#### PROBLEM REQUIREMENTS:
Line by line, output the entries below exactly as they appear.

#### DATA IN THIS EXERCISE:
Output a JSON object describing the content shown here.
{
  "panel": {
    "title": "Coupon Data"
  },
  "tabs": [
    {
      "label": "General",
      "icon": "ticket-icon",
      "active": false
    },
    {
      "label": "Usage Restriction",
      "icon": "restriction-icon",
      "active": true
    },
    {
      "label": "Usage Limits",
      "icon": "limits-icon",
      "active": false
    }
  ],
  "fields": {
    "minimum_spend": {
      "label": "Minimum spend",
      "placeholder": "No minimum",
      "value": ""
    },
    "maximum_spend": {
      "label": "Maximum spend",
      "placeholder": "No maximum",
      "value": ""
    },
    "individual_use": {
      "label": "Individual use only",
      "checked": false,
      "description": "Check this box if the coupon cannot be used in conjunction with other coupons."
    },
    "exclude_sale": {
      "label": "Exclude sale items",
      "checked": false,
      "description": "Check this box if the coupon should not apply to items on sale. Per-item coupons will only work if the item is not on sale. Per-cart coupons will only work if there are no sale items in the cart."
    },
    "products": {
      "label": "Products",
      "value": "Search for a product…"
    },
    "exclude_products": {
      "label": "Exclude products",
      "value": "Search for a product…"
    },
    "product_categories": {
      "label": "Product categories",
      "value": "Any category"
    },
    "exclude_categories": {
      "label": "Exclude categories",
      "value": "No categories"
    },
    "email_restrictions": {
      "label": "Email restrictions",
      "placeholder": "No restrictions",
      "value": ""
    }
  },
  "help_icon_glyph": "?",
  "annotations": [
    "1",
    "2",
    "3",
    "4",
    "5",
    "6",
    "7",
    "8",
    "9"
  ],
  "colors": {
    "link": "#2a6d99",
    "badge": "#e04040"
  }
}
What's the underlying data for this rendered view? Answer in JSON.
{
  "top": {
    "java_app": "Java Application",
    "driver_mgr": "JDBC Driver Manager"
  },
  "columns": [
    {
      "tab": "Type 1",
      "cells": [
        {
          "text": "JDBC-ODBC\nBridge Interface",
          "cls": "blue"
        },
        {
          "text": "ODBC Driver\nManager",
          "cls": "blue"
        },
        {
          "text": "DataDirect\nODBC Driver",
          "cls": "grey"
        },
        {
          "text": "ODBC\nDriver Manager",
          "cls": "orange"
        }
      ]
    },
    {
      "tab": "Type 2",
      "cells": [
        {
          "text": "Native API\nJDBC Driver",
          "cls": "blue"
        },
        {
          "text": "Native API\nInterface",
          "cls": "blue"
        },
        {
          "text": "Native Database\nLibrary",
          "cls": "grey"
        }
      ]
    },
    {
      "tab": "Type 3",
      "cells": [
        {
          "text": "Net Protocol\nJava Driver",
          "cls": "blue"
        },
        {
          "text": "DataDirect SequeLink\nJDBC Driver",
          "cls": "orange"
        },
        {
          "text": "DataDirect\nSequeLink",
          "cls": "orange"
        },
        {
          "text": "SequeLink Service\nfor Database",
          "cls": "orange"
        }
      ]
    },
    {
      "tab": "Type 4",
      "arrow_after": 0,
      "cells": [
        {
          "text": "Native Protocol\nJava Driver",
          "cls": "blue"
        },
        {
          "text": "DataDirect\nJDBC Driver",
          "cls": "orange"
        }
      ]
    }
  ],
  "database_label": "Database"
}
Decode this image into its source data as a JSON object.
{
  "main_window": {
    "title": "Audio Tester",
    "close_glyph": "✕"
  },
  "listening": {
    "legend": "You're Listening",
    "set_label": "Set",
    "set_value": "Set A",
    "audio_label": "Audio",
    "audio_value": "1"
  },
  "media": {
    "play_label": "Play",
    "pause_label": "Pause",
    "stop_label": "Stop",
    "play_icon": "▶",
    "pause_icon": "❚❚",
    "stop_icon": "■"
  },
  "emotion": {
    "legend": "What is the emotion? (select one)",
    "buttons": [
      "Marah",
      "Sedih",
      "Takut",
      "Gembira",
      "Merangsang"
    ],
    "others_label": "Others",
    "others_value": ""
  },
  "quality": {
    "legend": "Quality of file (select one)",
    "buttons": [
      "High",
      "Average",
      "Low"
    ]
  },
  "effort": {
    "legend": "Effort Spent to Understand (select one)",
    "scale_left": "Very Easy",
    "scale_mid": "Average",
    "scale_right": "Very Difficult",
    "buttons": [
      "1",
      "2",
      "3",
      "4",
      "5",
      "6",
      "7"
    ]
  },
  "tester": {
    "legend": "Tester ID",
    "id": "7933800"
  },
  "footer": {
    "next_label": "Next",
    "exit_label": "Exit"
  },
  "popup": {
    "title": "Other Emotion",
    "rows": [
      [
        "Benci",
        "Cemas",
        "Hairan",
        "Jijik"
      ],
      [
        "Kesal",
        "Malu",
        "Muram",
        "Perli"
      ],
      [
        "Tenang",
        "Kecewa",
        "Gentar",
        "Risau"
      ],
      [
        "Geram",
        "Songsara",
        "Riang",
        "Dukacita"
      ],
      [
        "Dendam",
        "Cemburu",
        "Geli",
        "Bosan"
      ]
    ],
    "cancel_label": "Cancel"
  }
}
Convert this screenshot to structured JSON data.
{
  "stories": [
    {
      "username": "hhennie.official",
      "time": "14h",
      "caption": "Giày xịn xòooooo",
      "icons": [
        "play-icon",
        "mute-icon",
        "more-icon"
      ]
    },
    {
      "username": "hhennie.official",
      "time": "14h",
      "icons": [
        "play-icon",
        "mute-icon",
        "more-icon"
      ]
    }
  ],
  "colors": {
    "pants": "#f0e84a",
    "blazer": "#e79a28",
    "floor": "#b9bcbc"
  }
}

#### RESPONSE TO THE EXERCISE:
Output a JSON object describing the content shown here.
{
  "panel": {
    "title": "Coupon Data"
  },
  "tabs": [
    {
      "label": "General",
      "icon": "ticket-icon",
      "active": false
    },
    {
      "label": "Usage Restriction",
      "icon": "restriction-icon",
      "active": true
    },
    {
      "label": "Usage Limits",
      "icon": "limits-icon",
      "active": false
    }
  ],
  "fields": {
    "minimum_spend": {
      "label": "Minimum spend",
      "placeholder": "No minimum",
      "value": ""
    },
    "maximum_spend": {
      "label": "Maximum spend",
      "placeholder": "No maximum",
      "value": ""
    },
    "individual_use": {
      "label": "Individual use only",
      "checked": false,
      "description": "Check this box if the coupon cannot be used in conjunction with other coupons."
    },
    "exclude_sale": {
      "label": "Exclude sale items",
      "checked": false,
      "description": "Check this box if the coupon should not apply to items on sale. Per-item coupons will only work if the item is not on sale. Per-cart coupons will only work if there are no sale items in the cart."
    },
    "products": {
      "label": "Products",
      "value": "Search for a product…"
    },
    "exclude_products": {
      "label": "Exclude products",
      "value": "Search for a product…"
    },
    "product_categories": {
      "label": "Product categories",
      "value": "Any category"
    },
    "exclude_categories": {
      "label": "Exclude categories",
      "value": "No categories"
    },
    "email_restrictions": {
      "label": "Email restrictions",
      "placeholder": "No restrictions",
      "value": ""
    }
  },
  "help_icon_glyph": "?",
  "annotations": [
    "1",
    "2",
    "3",
    "4",
    "5",
    "6",
    "7",
    "8",
    "9"
  ],
  "colors": {
    "link": "#2a6d99",
    "badge": "#e04040"
  }
}
What's the underlying data for this rendered view? Answer in JSON.
{
  "top": {
    "java_app": "Java Application",
    "driver_mgr": "JDBC Driver Manager"
  },
  "columns": [
    {
      "tab": "Type 1",
      "cells": [
        {
          "text": "JDBC-ODBC\nBridge Interface",
          "cls": "blue"
        },
        {
          "text": "ODBC Driver\nManager",
          "cls": "blue"
        },
        {
          "text": "DataDirect\nODBC Driver",
          "cls": "grey"
        },
        {
          "text": "ODBC\nDriver Manager",
          "cls": "orange"
        }
      ]
    },
    {
      "tab": "Type 2",
      "cells": [
        {
          "text": "Native API\nJDBC Driver",
          "cls": "blue"
        },
        {
          "text": "Native API\nInterface",
          "cls": "blue"
        },
        {
          "text": "Native Database\nLibrary",
          "cls": "grey"
        }
      ]
    },
    {
      "tab": "Type 3",
      "cells": [
        {
          "text": "Net Protocol\nJava Driver",
          "cls": "blue"
        },
        {
          "text": "DataDirect SequeLink\nJDBC Driver",
          "cls": "orange"
        },
        {
          "text": "DataDirect\nSequeLink",
          "cls": "orange"
        },
        {
          "text": "SequeLink Service\nfor Database",
          "cls": "orange"
        }
      ]
    },
    {
      "tab": "Type 4",
      "arrow_after": 0,
      "cells": [
        {
          "text": "Native Protocol\nJava Driver",
          "cls": "blue"
        },
        {
          "text": "DataDirect\nJDBC Driver",
          "cls": "orange"
        }
      ]
    }
  ],
  "database_label": "Database"
}
Decode this image into its source data as a JSON object.
{
  "main_window": {
    "title": "Audio Tester",
    "close_glyph": "✕"
  },
  "listening": {
    "legend": "You're Listening",
    "set_label": "Set",
    "set_value": "Set A",
    "audio_label": "Audio",
    "audio_value": "1"
  },
  "media": {
    "play_label": "Play",
    "pause_label": "Pause",
    "stop_label": "Stop",
    "play_icon": "▶",
    "pause_icon": "❚❚",
    "stop_icon": "■"
  },
  "emotion": {
    "legend": "What is the emotion? (select one)",
    "buttons": [
      "Marah",
      "Sedih",
      "Takut",
      "Gembira",
      "Merangsang"
    ],
    "others_label": "Others",
    "others_value": ""
  },
  "quality": {
    "legend": "Quality of file (select one)",
    "buttons": [
      "High",
      "Average",
      "Low"
    ]
  },
  "effort": {
    "legend": "Effort Spent to Understand (select one)",
    "scale_left": "Very Easy",
    "scale_mid": "Average",
    "scale_right": "Very Difficult",
    "buttons": [
      "1",
      "2",
      "3",
      "4",
      "5",
      "6",
      "7"
    ]
  },
  "tester": {
    "legend": "Tester ID",
    "id": "7933800"
  },
  "footer": {
    "next_label": "Next",
    "exit_label": "Exit"
  },
  "popup": {
    "title": "Other Emotion",
    "rows": [
      [
        "Benci",
        "Cemas",
        "Hairan",
        "Jijik"
      ],
      [
        "Kesal",
        "Malu",
        "Muram",
        "Perli"
      ],
      [
        "Tenang",
        "Kecewa",
        "Gentar",
        "Risau"
      ],
      [
        "Geram",
        "Songsara",
        "Riang",
        "Dukacita"
      ],
      [
        "Dendam",
        "Cemburu",
        "Geli",
        "Bosan"
      ]
    ],
    "cancel_label": "Cancel"
  }
}
Convert this screenshot to structured JSON data.
{
  "stories": [
    {
      "username": "hhennie.official",
      "time": "14h",
      "caption": "Giày xịn xòooooo",
      "icons": [
        "play-icon",
        "mute-icon",
        "more-icon"
      ]
    },
    {
      "username": "hhennie.official",
      "time": "14h",
      "icons": [
        "play-icon",
        "mute-icon",
        "more-icon"
      ]
    }
  ],
  "colors": {
    "pants": "#f0e84a",
    "blazer": "#e79a28",
    "floor": "#b9bcbc"
  }
}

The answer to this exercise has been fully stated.